The IMF forecasts that Lithuania’s GDP will grow 2.4% this year, compared to the 2.2% forecast in April, and in the medium term, the economic development is expected to stabilise at just over 2%. Rapid increase in real wages and a rise in employment will support private consumption; EU funds will stimulate public investments, and the external demand is expected gradually increase during the rest of the year. The average annual inflation rate will reach 1.2% this year, i.e. below the euro area average.

According to the IMF, the fiscal stance has contributed to the significant slowdown in inflation. In view of the economic cycle, last year, the structural balance of the public sector improved, as compared to 2022, adding to a further decline in debt levels (the level of public debt decreased by 10 percentage points, as compared to the pandemic period). The IMF estimates that, in view of the economic growth and the narrowing of the output gap, fiscal policy will be mildly expansionary this year. The deficit is projected to be lower than foreseen in the budget law. According to the IMF, if fiscal revenues are to be higher than planned, together with expenditure savings, they should be used to reduce the fiscal deficit.

The IMF also took into consideration the growing demand to increase the funding for the national defence, as well as the rising cost of debt payments. This has added to the structural long-term challenges regarding public finances, resulting from the ageing of population and the declining birth rates. To this end, IMF experts recommend implementing a plan on public finance policies including, inter alia, decisions on additional sustainable sources of revenue.

According to the IMF, Lithuania could increase tax revenues while preserving a competitive fiscal environment. Lithuania’s tax revenue-to-GDP ratio is significantly, i.e. around 9% of GDP, lower than the EU average.
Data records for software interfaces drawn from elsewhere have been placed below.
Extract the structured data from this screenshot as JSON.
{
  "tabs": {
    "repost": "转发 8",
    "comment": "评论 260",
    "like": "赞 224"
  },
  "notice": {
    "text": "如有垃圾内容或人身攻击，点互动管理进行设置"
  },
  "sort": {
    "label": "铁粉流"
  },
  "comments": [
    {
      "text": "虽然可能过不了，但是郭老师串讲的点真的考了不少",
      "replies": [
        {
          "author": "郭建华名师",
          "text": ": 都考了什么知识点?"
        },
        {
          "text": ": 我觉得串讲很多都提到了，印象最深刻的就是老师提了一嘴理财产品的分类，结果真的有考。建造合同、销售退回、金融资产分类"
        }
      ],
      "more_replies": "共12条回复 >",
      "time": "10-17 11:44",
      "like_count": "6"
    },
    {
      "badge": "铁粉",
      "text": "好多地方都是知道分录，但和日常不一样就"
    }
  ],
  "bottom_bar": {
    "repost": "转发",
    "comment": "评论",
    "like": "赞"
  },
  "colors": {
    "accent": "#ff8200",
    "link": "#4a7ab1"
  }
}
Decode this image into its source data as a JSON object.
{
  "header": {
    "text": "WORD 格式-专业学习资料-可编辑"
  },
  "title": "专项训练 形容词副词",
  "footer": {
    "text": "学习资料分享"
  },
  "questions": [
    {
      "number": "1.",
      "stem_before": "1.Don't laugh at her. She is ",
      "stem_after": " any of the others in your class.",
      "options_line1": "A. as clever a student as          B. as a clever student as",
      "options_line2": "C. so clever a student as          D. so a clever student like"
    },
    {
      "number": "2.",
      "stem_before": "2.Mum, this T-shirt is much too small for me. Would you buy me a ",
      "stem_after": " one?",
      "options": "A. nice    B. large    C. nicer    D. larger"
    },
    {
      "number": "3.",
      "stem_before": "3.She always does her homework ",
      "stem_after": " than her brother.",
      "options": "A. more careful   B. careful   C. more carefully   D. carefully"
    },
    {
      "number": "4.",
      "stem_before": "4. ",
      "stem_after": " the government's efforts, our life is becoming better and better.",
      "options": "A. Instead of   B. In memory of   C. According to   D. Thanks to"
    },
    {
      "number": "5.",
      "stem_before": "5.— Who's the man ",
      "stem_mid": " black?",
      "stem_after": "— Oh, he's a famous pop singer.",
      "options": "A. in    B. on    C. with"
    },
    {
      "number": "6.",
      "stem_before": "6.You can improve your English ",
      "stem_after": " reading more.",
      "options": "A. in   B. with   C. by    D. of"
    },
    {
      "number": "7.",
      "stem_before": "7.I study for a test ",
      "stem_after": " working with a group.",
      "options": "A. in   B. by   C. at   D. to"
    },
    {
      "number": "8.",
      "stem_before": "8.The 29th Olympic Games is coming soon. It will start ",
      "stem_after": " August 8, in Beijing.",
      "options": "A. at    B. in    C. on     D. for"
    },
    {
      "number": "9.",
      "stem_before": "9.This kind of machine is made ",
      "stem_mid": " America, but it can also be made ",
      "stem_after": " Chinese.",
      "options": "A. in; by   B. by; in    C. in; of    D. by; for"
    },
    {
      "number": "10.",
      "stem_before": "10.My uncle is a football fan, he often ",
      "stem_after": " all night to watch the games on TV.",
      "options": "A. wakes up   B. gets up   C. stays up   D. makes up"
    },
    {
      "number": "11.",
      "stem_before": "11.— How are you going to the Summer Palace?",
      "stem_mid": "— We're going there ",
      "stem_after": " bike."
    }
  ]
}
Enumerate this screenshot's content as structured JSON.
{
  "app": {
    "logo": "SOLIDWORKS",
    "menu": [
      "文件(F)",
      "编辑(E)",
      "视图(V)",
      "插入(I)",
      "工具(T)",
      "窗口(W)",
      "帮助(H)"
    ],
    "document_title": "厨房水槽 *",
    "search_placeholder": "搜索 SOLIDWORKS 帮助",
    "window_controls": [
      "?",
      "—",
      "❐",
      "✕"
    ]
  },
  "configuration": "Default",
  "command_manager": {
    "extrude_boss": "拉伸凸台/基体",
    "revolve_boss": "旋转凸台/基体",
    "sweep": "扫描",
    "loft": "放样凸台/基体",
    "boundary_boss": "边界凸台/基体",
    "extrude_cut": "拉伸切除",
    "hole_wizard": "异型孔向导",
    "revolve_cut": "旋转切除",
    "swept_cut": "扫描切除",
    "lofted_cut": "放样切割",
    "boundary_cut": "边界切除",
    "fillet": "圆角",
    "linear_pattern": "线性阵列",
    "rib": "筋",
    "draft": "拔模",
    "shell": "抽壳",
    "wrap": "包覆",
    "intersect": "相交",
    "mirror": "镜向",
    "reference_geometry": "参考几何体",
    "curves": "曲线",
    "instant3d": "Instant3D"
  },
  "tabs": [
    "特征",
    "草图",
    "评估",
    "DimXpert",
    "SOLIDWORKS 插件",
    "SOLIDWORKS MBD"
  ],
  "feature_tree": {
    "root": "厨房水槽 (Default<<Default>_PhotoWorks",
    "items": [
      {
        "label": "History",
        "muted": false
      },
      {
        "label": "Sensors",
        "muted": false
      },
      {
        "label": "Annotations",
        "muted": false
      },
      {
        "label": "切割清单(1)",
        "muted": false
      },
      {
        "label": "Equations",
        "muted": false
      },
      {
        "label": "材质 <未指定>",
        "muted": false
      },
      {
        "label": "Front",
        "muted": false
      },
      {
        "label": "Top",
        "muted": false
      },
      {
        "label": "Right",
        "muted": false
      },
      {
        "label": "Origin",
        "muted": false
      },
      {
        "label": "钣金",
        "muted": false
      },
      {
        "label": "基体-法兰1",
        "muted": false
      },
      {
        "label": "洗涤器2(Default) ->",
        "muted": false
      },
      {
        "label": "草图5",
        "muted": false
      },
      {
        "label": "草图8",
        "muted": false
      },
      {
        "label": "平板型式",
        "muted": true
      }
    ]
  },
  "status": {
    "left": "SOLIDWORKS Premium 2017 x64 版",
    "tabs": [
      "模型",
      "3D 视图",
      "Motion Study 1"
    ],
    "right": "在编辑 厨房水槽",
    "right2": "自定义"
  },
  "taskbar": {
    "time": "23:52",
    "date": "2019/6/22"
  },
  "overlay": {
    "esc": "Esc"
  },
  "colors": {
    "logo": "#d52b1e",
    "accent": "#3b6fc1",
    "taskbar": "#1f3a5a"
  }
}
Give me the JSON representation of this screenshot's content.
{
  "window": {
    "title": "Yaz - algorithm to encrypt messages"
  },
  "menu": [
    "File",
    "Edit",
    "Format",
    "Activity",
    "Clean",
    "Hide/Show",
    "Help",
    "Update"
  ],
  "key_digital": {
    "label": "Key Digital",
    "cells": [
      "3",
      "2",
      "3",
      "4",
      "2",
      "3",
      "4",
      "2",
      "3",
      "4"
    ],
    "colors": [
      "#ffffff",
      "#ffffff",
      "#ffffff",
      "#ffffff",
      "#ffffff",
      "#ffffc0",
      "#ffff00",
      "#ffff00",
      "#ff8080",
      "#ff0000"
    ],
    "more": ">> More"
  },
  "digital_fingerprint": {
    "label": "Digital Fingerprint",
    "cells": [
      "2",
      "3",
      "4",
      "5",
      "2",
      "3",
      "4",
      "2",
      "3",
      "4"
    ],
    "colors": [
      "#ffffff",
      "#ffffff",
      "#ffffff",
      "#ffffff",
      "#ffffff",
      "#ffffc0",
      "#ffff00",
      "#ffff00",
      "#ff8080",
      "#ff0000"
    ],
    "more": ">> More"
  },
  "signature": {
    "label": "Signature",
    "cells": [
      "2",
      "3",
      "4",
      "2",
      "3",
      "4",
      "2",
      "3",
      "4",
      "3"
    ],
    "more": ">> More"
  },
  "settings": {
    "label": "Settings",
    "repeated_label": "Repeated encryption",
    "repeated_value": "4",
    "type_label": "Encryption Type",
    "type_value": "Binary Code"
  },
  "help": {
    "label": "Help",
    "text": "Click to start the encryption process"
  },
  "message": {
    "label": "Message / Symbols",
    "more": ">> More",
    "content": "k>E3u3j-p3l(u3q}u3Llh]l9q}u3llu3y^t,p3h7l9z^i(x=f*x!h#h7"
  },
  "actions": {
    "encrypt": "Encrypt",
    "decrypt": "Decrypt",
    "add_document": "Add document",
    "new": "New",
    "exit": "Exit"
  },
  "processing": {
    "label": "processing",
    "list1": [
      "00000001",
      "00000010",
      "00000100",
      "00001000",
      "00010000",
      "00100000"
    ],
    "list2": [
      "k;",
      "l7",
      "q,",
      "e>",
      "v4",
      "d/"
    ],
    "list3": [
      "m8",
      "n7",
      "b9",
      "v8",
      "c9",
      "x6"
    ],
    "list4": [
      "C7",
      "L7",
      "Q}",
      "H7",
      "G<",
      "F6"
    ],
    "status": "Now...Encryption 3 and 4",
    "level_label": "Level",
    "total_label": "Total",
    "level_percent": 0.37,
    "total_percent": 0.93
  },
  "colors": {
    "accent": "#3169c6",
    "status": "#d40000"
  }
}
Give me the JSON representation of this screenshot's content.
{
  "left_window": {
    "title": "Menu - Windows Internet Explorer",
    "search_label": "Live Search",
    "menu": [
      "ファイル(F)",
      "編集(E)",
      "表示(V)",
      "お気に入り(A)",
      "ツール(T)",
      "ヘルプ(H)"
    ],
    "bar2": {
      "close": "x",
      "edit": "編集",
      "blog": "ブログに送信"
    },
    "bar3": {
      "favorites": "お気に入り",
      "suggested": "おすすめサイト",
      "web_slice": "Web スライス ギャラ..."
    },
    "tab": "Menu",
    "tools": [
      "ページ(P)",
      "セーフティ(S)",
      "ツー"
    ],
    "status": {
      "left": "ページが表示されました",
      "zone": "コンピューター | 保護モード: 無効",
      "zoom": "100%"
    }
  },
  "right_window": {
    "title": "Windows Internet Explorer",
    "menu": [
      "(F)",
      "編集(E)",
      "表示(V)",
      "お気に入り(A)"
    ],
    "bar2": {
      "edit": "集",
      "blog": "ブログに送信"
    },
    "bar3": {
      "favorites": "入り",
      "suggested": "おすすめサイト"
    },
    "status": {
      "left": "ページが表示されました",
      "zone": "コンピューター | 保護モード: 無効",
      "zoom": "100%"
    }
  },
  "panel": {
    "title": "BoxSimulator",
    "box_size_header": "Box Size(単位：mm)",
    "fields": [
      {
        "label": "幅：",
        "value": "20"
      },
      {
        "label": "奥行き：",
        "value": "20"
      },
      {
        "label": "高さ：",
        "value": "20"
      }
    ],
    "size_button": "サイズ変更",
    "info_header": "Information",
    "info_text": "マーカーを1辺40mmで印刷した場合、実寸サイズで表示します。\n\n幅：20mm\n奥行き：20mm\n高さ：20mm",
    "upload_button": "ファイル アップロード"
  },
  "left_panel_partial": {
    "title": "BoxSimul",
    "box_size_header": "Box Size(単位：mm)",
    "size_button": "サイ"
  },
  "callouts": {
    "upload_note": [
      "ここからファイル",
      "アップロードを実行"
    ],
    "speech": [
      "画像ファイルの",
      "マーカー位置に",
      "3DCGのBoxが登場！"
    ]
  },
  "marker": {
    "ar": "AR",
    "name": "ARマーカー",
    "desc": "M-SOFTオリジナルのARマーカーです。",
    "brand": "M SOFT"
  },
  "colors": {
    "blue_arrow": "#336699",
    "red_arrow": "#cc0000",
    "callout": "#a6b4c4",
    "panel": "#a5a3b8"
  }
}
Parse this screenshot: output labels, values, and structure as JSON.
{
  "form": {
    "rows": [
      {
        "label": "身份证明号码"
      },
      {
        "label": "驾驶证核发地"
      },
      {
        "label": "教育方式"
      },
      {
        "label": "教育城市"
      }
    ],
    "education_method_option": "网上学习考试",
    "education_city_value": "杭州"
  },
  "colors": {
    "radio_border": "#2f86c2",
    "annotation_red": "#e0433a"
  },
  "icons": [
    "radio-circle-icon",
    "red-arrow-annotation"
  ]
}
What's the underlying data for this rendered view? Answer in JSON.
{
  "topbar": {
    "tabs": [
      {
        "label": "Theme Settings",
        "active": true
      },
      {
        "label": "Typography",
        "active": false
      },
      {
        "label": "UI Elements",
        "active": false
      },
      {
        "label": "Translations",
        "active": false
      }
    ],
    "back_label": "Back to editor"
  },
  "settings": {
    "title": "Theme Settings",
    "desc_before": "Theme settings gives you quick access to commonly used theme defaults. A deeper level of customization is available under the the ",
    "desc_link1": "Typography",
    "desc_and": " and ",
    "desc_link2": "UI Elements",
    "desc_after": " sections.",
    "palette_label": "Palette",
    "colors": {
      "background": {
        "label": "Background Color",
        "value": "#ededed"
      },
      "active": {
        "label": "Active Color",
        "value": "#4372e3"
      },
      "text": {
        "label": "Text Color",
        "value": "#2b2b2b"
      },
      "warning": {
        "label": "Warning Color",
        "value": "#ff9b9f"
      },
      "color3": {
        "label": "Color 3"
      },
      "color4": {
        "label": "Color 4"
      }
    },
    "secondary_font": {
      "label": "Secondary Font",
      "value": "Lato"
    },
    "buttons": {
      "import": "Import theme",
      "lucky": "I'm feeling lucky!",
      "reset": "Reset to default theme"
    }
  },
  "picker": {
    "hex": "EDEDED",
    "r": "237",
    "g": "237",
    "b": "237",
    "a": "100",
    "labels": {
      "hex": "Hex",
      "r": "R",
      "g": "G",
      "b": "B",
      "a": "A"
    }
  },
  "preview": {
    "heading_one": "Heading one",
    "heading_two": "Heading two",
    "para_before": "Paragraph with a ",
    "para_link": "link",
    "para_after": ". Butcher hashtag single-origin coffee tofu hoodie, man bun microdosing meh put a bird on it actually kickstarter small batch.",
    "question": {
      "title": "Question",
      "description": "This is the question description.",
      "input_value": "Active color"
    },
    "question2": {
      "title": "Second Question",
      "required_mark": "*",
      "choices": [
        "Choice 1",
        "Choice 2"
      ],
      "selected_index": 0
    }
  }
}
The IMF recommends shifting towards a more balanced model of the tax system, with property, capital and environmental taxes playing a more significant role.

The IMF recommends that Lithuania’s decision-makers take decisive steps to enhance the economic potential of the country. The Fund underlines that the reform of the pension system should focus on the sustainability of the system and should create incentives to participate in the second and third pillars, while limiting possibilities to exit early. The on-going reforms in education and health have allowed to take a step forward, but further ambitious measures are needed, for example, in developing vocational training.

According to the IMF, the banking system remains liquid and well capitalised and, thus, well equipped to withstand unexpected shocks. The level of bank profitability, although it will decline, will remain elevated and well above the euro area average. At the same time, the IMF underlines that the bank solidarity contribution has not affected the performance of the banks and has not created any negative incentives. However, the Fund points out that the solidarity contribution should be applied on a temporary basis and not become a new permanent taxation instrument.

The experts of the Fund noted Lithuania’s progress in strengthening the framework for preventing money laundering and terrorist financing (MLTF), including tightened market access requirements for providers of virtual currency services. The IMF also welcomes the enhanced prevention of MLTF among institutions that joined or wish to join the Bank of Lithuania’s payment system CENTROlink.

During the two-week consultation, IMF experts met with the heads of the Bank of Lithuania and the Ministry of Finance, also held meetings with representatives of the President’s Office, the Seimas, the Government, other public institutions and the private sector.

Lithuania has been a member of the IMF since 1992. At the moment, a total of 190 countries are members of the IMF. Lithuania’s annual consultation with the IMF takes place in accordance with Article IV of the IMF Agreement, which requires that IMF member countries pursue economic and financial policies that ensure national and global financial and economic stability.

The IMF's conclusions can be found in more detail here.